Kleiner Perkins may have walked away with a victory in the Ellen Pao trial, but there’s a bigger issue lingering over the firm, according to a number of investors we spoke with.
What happens when the firm’s best-known partner, John Doerr, retires?
It’s worth noting that the VC industry is fiercely competitive, and it’s easy for investors to badmouth each other anonymously.
But all the people we talked to pointed to the same problem: Kleiner has so far not found a clear leader to succeed Doerr, the 63-year old who’s been heading the firm for decades.
First, the trial definitely did some damage to the firm’s reputation, painting a picture of an old, bureaucratic boys’ club.
“It’s going to be the unfortunate adjective that describes the firm for years. Every smart person in the Valley’s thinking: why didn’t they just pay the money and settle it [out of court]?” one VC told us.
This VC described the situation as “cognitive dissonance around how young people are different, how they have different values, morals, and expectations.” He added, “I’m not sure you overcome that in any way other than completely gutting and rebuilding the partnership with younger, more connected people to the ground.”
When a group of female tech workers are taking out a full page ad to thank Ellen Pao, it’s easy to imagine some entrepreneurs shunning Kleiner for the sake of taking a “principled stand.”
“It’s just a question of will people look past John and the firm.
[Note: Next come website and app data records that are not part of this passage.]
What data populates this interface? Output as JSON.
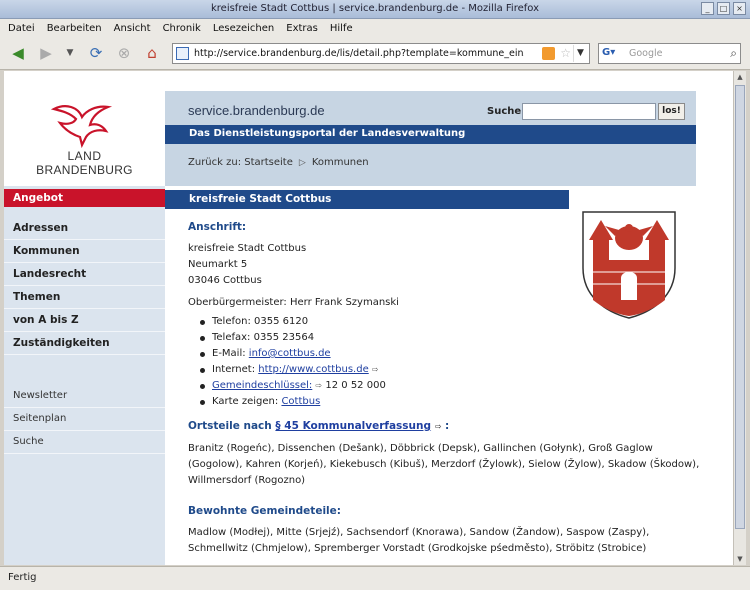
{
  "window": {
    "title": "kreisfreie Stadt Cottbus | service.brandenburg.de - Mozilla Firefox"
  },
  "menu": [
    "Datei",
    "Bearbeiten",
    "Ansicht",
    "Chronik",
    "Lesezeichen",
    "Extras",
    "Hilfe"
  ],
  "urlbar": {
    "url": "http://service.brandenburg.de/lis/detail.php?template=kommune_einzeln_d&id"
  },
  "searchbar": {
    "placeholder": "Google"
  },
  "status": "Fertig",
  "page": {
    "logo": {
      "line1": "LAND",
      "line2": "BRANDENBURG"
    },
    "site_name": "service.brandenburg.de",
    "search": {
      "label": "Suche",
      "button": "los!"
    },
    "portal_title": "Das Dienstleistungsportal der Landesverwaltung",
    "breadcrumb": {
      "back": "Zurück zu: Startseite",
      "current": "Kommunen"
    },
    "sidebar": {
      "header": "Angebot",
      "items": [
        "Adressen",
        "Kommunen",
        "Landesrecht",
        "Themen",
        "von A bis Z",
        "Zuständigkeiten"
      ],
      "secondary": [
        "Newsletter",
        "Seitenplan",
        "Suche"
      ]
    },
    "title": "kreisfreie Stadt Cottbus",
    "address": {
      "heading": "Anschrift:",
      "line1": "kreisfreie Stadt Cottbus",
      "line2": "Neumarkt 5",
      "line3": "03046 Cottbus",
      "mayor": "Oberbürgermeister: Herr Frank Szymanski"
    },
    "contacts": {
      "phone_label": "Telefon:",
      "phone": "0355 6120",
      "fax_label": "Telefax:",
      "fax": "0355 23564",
      "email_label": "E-Mail:",
      "email": "info@cottbus.de",
      "web_label": "Internet:",
      "web": "http://www.cottbus.de",
      "key_label": "Gemeindeschlüssel:",
      "key": "12 0 52 000",
      "map_label": "Karte zeigen:",
      "map": "Cottbus"
    },
    "ortsteile": {
      "heading_prefix": "Ortsteile nach",
      "heading_link": "§ 45 Kommunalverfassung",
      "heading_suffix": ":",
      "text": "Branitz (Rogeńc), Dissenchen (Dešank), Döbbrick (Depsk), Gallinchen (Gołynk), Groß Gaglow (Gogolow), Kahren (Korjeń), Kiekebusch (Kibuš), Merzdorf (Žylowk), Sielow (Žylow), Skadow (Škodow), Willmersdorf (Rogozno)"
    },
    "gemeindeteile": {
      "heading": "Bewohnte Gemeindeteile:",
      "text": "Madlow (Modłej), Mitte (Srjejź), Sachsendorf (Knorawa), Sandow (Žandow), Saspow (Zaspy), Schmellwitz (Chmjelow), Spremberger Vorstadt (Grodkojske pśedměsto), Ströbitz (Strobice)"
    },
    "colors": {
      "accent_blue": "#1f4a8a",
      "accent_red": "#c9132a",
      "header_bg": "#c7d5e3",
      "sidebar_bg": "#dbe4ee"
    }
  }
}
He’s 62, 63, how long can you be in the game? I don’t know.”
Another VC argued the Pao trial won’t have any material effect on the firm for now, but shared the same concern about what happens in a few years.
“Pretty much everyone in the Valley would love to work with John Doerr and Mary Meeker,” this VC said. Meeker is a former stock analyst who joined Kleiner in 2010, and is best known for her annual Internet Trends report.
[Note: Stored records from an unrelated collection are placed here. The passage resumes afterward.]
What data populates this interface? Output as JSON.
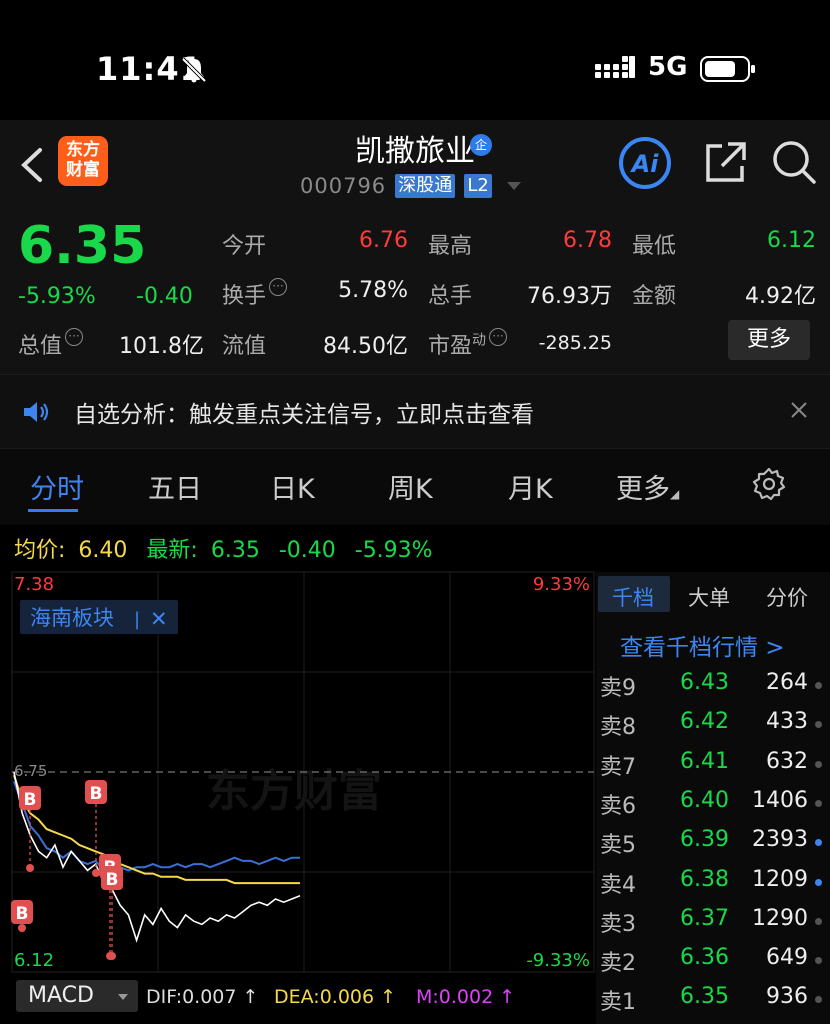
{
  "status": {
    "time": "11:41",
    "network": "5G"
  },
  "header": {
    "logo_line1": "东方",
    "logo_line2": "财富",
    "name": "凯撒旅业",
    "corp_badge": "企",
    "code": "000796",
    "tag_exchange": "深股通",
    "tag_level": "L2",
    "ai_label": "Ai"
  },
  "quote": {
    "price": "6.35",
    "change_pct": "-5.93%",
    "change": "-0.40",
    "open_label": "今开",
    "open": "6.76",
    "high_label": "最高",
    "high": "6.78",
    "low_label": "最低",
    "low": "6.12",
    "turnover_label": "换手",
    "turnover": "5.78%",
    "volume_label": "总手",
    "volume": "76.93万",
    "amount_label": "金额",
    "amount": "4.92亿",
    "mktcap_label": "总值",
    "mktcap": "101.8亿",
    "float_label": "流值",
    "float": "84.50亿",
    "pe_label": "市盈",
    "pe_sup": "动",
    "pe": "-285.25",
    "more": "更多"
  },
  "notice": {
    "text": "自选分析：触发重点关注信号，立即点击查看"
  },
  "tabs": [
    "分时",
    "五日",
    "日K",
    "周K",
    "月K",
    "更多"
  ],
  "avg": {
    "avg_label": "均价:",
    "avg_value": "6.40",
    "last_label": "最新:",
    "last_value": "6.35",
    "chg": "-0.40",
    "chg_pct": "-5.93%"
  },
  "chart_data": {
    "type": "line",
    "y_top": "7.38",
    "y_bottom": "6.12",
    "pct_top": "9.33%",
    "pct_bottom": "-9.33%",
    "prev_close": "6.75",
    "ylim": [
      6.12,
      7.38
    ],
    "sector_tag": "海南板块",
    "watermark": "东方财富",
    "series": [
      {
        "values": [
          6.75,
          6.62,
          6.55,
          6.5,
          6.48,
          6.52,
          6.45,
          6.5,
          6.47,
          6.44,
          6.46,
          6.4,
          6.38,
          6.33,
          6.3,
          6.22,
          6.3,
          6.27,
          6.32,
          6.28,
          6.26,
          6.3,
          6.28,
          6.27,
          6.29,
          6.28,
          6.3,
          6.29,
          6.31,
          6.33,
          6.34,
          6.33,
          6.35,
          6.34,
          6.35,
          6.36
        ]
      },
      {
        "values": [
          6.74,
          6.66,
          6.62,
          6.6,
          6.57,
          6.56,
          6.55,
          6.54,
          6.52,
          6.51,
          6.5,
          6.49,
          6.47,
          6.46,
          6.45,
          6.44,
          6.43,
          6.43,
          6.42,
          6.42,
          6.42,
          6.41,
          6.41,
          6.41,
          6.41,
          6.41,
          6.41,
          6.4,
          6.4,
          6.4,
          6.4,
          6.4,
          6.4,
          6.4,
          6.4,
          6.4
        ]
      },
      {
        "values": [
          6.72,
          6.65,
          6.58,
          6.55,
          6.51,
          6.5,
          6.48,
          6.5,
          6.47,
          6.46,
          6.47,
          6.44,
          6.44,
          6.45,
          6.44,
          6.45,
          6.45,
          6.46,
          6.45,
          6.45,
          6.46,
          6.45,
          6.46,
          6.46,
          6.45,
          6.46,
          6.47,
          6.48,
          6.47,
          6.47,
          6.46,
          6.47,
          6.48,
          6.47,
          6.48,
          6.48
        ]
      }
    ],
    "markers": [
      "B",
      "B",
      "B",
      "B",
      "B"
    ]
  },
  "orderbook": {
    "tabs": [
      "千档",
      "大单",
      "分价"
    ],
    "link": "查看千档行情 >",
    "rows": [
      {
        "label": "卖9",
        "price": "6.43",
        "vol": "264"
      },
      {
        "label": "卖8",
        "price": "6.42",
        "vol": "433"
      },
      {
        "label": "卖7",
        "price": "6.41",
        "vol": "632"
      },
      {
        "label": "卖6",
        "price": "6.40",
        "vol": "1406"
      },
      {
        "label": "卖5",
        "price": "6.39",
        "vol": "2393"
      },
      {
        "label": "卖4",
        "price": "6.38",
        "vol": "1209"
      },
      {
        "label": "卖3",
        "price": "6.37",
        "vol": "1290"
      },
      {
        "label": "卖2",
        "price": "6.36",
        "vol": "649"
      },
      {
        "label": "卖1",
        "price": "6.35",
        "vol": "936"
      }
    ]
  },
  "macd": {
    "label": "MACD",
    "dif": "DIF:0.007 ↑",
    "dea": "DEA:0.006 ↑",
    "m": "M:0.002 ↑"
  },
  "colors": {
    "up": "#ff3b3b",
    "down": "#19d94a",
    "accent": "#2e7cf6",
    "avg": "#f5d94a"
  },
  "icons": [
    "bell-off-icon",
    "signal-icon",
    "battery-icon",
    "back-icon",
    "share-icon",
    "search-icon",
    "speaker-icon",
    "close-icon",
    "gear-icon"
  ]
}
“John’s image is tarnished because he’s the boss, and it makes it harder to connect with young founders. But the relationships Doerr and Meeker made go back decades and they’re not going to be impacted,” this VC argued. “As long as Doerr stays at Kleiner, it will be successful. The real question is, can it survive after John Doerr leaves?”
A third VC agrees: “Who takes over the firm when Doerr retires, I think that’s the big question. That question’s been going on forever, and now it’s even harder.”
To be fair, Kleiner hasn’t had much difficulty finding deals recently. Just last week it participated in three deals — Ayasdi, DoorDash, and Spruce Health — whose funding rounds totaled more than $US100 million, according to Crunchbase.
In the last year, it’s also made some late-stage investments, like Slack, Uber, and Snapchat, whose valuations have gone up significantly since then. Last year’s biggest US IPO, Lending Club, was a Kleiner portfolio company too.
But it’s worth noting that Doerr helped lead Slack’s $US120 million round in October, and was behind the Uber deal as well. Meeker was credited with the Lending Club investment
For its part, Kleiner is aware of the perception and is working to bring in some younger blood.
Ted Schlein is often assumed to be the next leader of the firm, and he’s only 52 — years away from retirement.
Mike Abbott, the 42-year old partner who joined the firm three years ago, told Reuters that the company’s searching for new leaders and will be adding new names within the next two years. It’s also part of the reason why Kleiner tried to merge with Social+Capital, one of the fastest growing VC firms in the Valley founded by ex-Facebook exec Chamath Palihapitiya, in January.
Still, when one firm’s image is so dependent on a single revered leader, it’s reasonable to ask what happens when that leader is no longer in the picture.
Kleiner Perkins declined to comment on this story.